What did I learn from my dad? Passion, perspective – and play.
For those who didn’t know him well, leading the list of his personal attributes with “passion” may seem like an odd choice. Dad was quiet, but passion for his hobbies certainly ran deep. One of those passions was long-distance cycling.
Hopping on a bike in the last three places I’ve called home – Boston, New York City and Vermont – has proven by far to be the best way to gain a deep perspective on where I live, work and play.
Now that we’re in the midst of the last week of the odyssey known as the Tour de France, I’ve been reflecting on what the Tour means for pro riders and sponsors.
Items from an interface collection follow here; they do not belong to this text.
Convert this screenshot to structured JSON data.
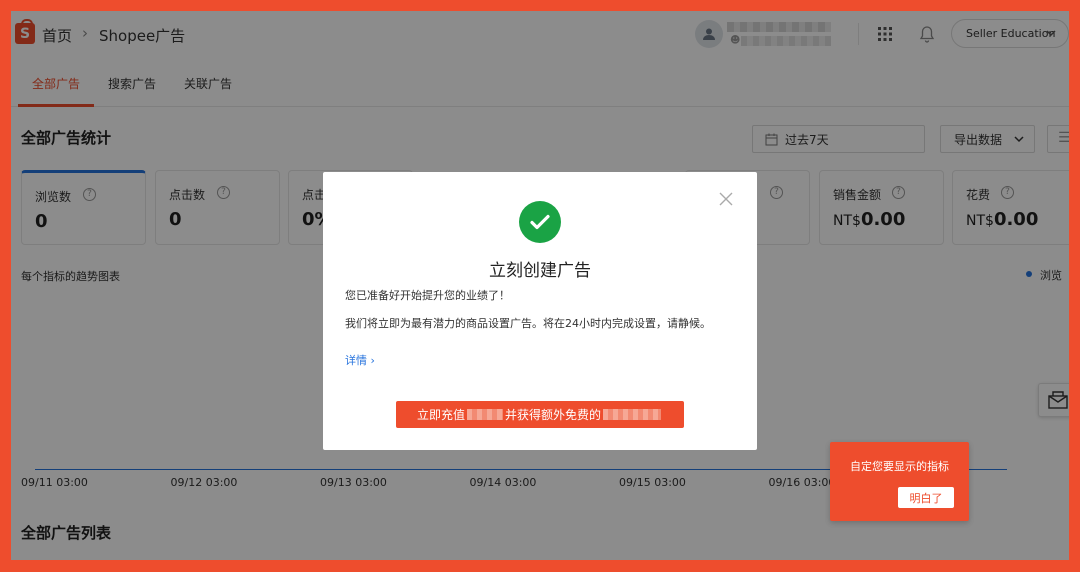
{
  "header": {
    "logo_letter": "S",
    "breadcrumb_home": "首页",
    "breadcrumb_sep": "›",
    "breadcrumb_page": "Shopee广告",
    "seller_education": "Seller Education"
  },
  "tabs": [
    {
      "label": "全部广告",
      "active": true
    },
    {
      "label": "搜索广告",
      "active": false
    },
    {
      "label": "关联广告",
      "active": false
    }
  ],
  "stats": {
    "title": "全部广告统计",
    "date_range": "过去7天",
    "export_label": "导出数据",
    "cards": [
      {
        "label": "浏览数",
        "value": "0",
        "currency": ""
      },
      {
        "label": "点击数",
        "value": "0",
        "currency": ""
      },
      {
        "label": "点击",
        "value": "0%",
        "currency": ""
      },
      {
        "label": "销售金额",
        "value": "0.00",
        "currency": "NT$"
      },
      {
        "label": "花费",
        "value": "0.00",
        "currency": "NT$"
      }
    ]
  },
  "chart_data": {
    "type": "line",
    "title": "每个指标的趋势图表",
    "legend": [
      "浏览数"
    ],
    "legend_label": "浏览",
    "x": [
      "09/11 03:00",
      "09/12 03:00",
      "09/13 03:00",
      "09/14 03:00",
      "09/15 03:00",
      "09/16 03:00"
    ],
    "series": [
      {
        "name": "浏览数",
        "values": [
          0,
          0,
          0,
          0,
          0,
          0
        ]
      }
    ],
    "xlabel": "",
    "ylabel": ""
  },
  "list_title": "全部广告列表",
  "modal": {
    "title": "立刻创建广告",
    "line1": "您已准备好开始提升您的业绩了！",
    "line2": "我们将立即为最有潜力的商品设置广告。将在24小时内完成设置，请静候。",
    "link": "详情 ›",
    "cta_part1": "立即充值",
    "cta_part2": "并获得额外免费的"
  },
  "tooltip": {
    "text": "自定您要显示的指标",
    "button": "明白了"
  },
  "colors": {
    "brand": "#ee4d2d",
    "accent_blue": "#2673dd",
    "success": "#1aa345"
  }
}
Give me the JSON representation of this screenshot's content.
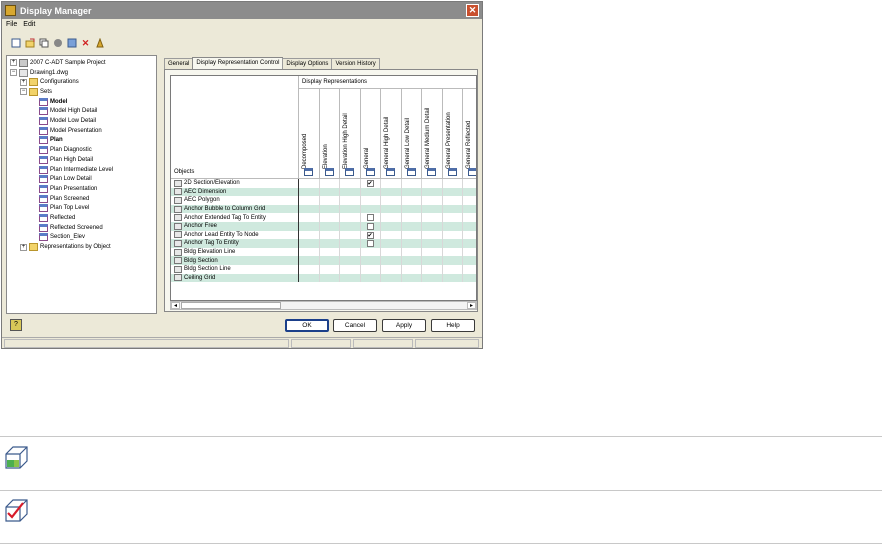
{
  "window": {
    "title": "Display Manager",
    "close_glyph": "✕"
  },
  "menu": [
    "File",
    "Edit"
  ],
  "toolbar": [
    "new-icon",
    "open-icon",
    "copy-icon",
    "paste-icon",
    "refresh-icon",
    "delete-icon",
    "purge-icon"
  ],
  "tree": [
    {
      "label": "2007 C-ADT Sample Project",
      "level": 0,
      "exp": "+",
      "icon": "proj"
    },
    {
      "label": "Drawing1.dwg",
      "level": 0,
      "exp": "−",
      "icon": "dwg"
    },
    {
      "label": "Configurations",
      "level": 1,
      "exp": "+",
      "icon": "folder"
    },
    {
      "label": "Sets",
      "level": 1,
      "exp": "−",
      "icon": "folder"
    },
    {
      "label": "Model",
      "level": 2,
      "icon": "set",
      "bold": true
    },
    {
      "label": "Model High Detail",
      "level": 2,
      "icon": "set"
    },
    {
      "label": "Model Low Detail",
      "level": 2,
      "icon": "set"
    },
    {
      "label": "Model Presentation",
      "level": 2,
      "icon": "set"
    },
    {
      "label": "Plan",
      "level": 2,
      "icon": "set",
      "bold": true
    },
    {
      "label": "Plan Diagnostic",
      "level": 2,
      "icon": "set"
    },
    {
      "label": "Plan High Detail",
      "level": 2,
      "icon": "set"
    },
    {
      "label": "Plan Intermediate Level",
      "level": 2,
      "icon": "set"
    },
    {
      "label": "Plan Low Detail",
      "level": 2,
      "icon": "set"
    },
    {
      "label": "Plan Presentation",
      "level": 2,
      "icon": "set"
    },
    {
      "label": "Plan Screened",
      "level": 2,
      "icon": "set"
    },
    {
      "label": "Plan Top Level",
      "level": 2,
      "icon": "set"
    },
    {
      "label": "Reflected",
      "level": 2,
      "icon": "set"
    },
    {
      "label": "Reflected Screened",
      "level": 2,
      "icon": "set"
    },
    {
      "label": "Section_Elev",
      "level": 2,
      "icon": "set"
    },
    {
      "label": "Representations by Object",
      "level": 1,
      "exp": "+",
      "icon": "folder"
    }
  ],
  "tabs": [
    "General",
    "Display Representation Control",
    "Display Options",
    "Version History"
  ],
  "active_tab": 1,
  "grid": {
    "objects_header": "Objects",
    "group_header": "Display Representations",
    "columns": [
      "Decomposed",
      "Elevation",
      "Elevation High Detail",
      "General",
      "General High Detail",
      "General Low Detail",
      "General Medium Detail",
      "General Presentation",
      "General Reflected"
    ],
    "rows": [
      {
        "label": "2D Section/Elevation",
        "checks": {
          "3": "checked"
        }
      },
      {
        "label": "AEC Dimension",
        "checks": {}
      },
      {
        "label": "AEC Polygon",
        "checks": {}
      },
      {
        "label": "Anchor Bubble to Column Grid",
        "checks": {}
      },
      {
        "label": "Anchor Extended Tag To Entity",
        "checks": {
          "3": "unchecked"
        }
      },
      {
        "label": "Anchor Free",
        "checks": {
          "3": "unchecked"
        }
      },
      {
        "label": "Anchor Lead Entity To Node",
        "checks": {
          "3": "checked"
        }
      },
      {
        "label": "Anchor Tag To Entity",
        "checks": {
          "3": "unchecked"
        }
      },
      {
        "label": "Bldg Elevation Line",
        "checks": {}
      },
      {
        "label": "Bldg Section",
        "checks": {}
      },
      {
        "label": "Bldg Section Line",
        "checks": {}
      },
      {
        "label": "Ceiling Grid",
        "checks": {}
      }
    ]
  },
  "buttons": {
    "ok": "OK",
    "cancel": "Cancel",
    "apply": "Apply",
    "help": "Help"
  },
  "check_glyph": "✔",
  "icons_below": [
    "display-configuration-icon",
    "display-set-icon"
  ]
}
For the riders, it’s a chance of a lifetime to be a part of one of the biggest – and toughest – athletic events in the world. More than 2,100 miles with dozens of “hors catégorie” (so steep they can’t be rated) climbs, it’s man, machine and team against the world.
Just a few minutes after each stage concludes late morning/early afternoon EST, try Googling “Tour de France.” You’re likely to see 500-1,000 articles posted. If your team has a stage winner, points leader or King of the Mountain contender, you’ve got positive associations around the globe for your brand. And that goes on for three solid weeks in July.
Love him or hate him, Lance Armstrong has used pro cycling and the Tour de France world podium to showcase cause-related marketing. Lance’s LiveStrong Foundation, founded to combat cancer, has raised more than $400 million since 1997.
In my own way, I’ve channeled my cycling passions into an annual ride that I’ve done with a friend for the last decade, riding a century (100 miles) to raise money for the American Heart Association. My dad died of heart disease, and in 10 years my friend Steve and I have raised more than $85,000 for the cause.
This year, we were joined by three others and decided to take on a huge challenge: riding from Canada through Vermont to Massachusetts in a day. The DOUBLE century embodies a good part of what my dad means to me – passion, perspective and play. Here at KSV, the culture encourages doing outrageous things, and my colleagues were among our most generous donors to the cause. (We’re at about $11,500 raised and counting for this year’s ride -- check out our site to learn more or to donate.)
Check out the photo – I’m the one in the darker yellow jacket. After 12-1/2 hours on our bikes and 200 miles, we still look happy (and very wet).
Love what you live.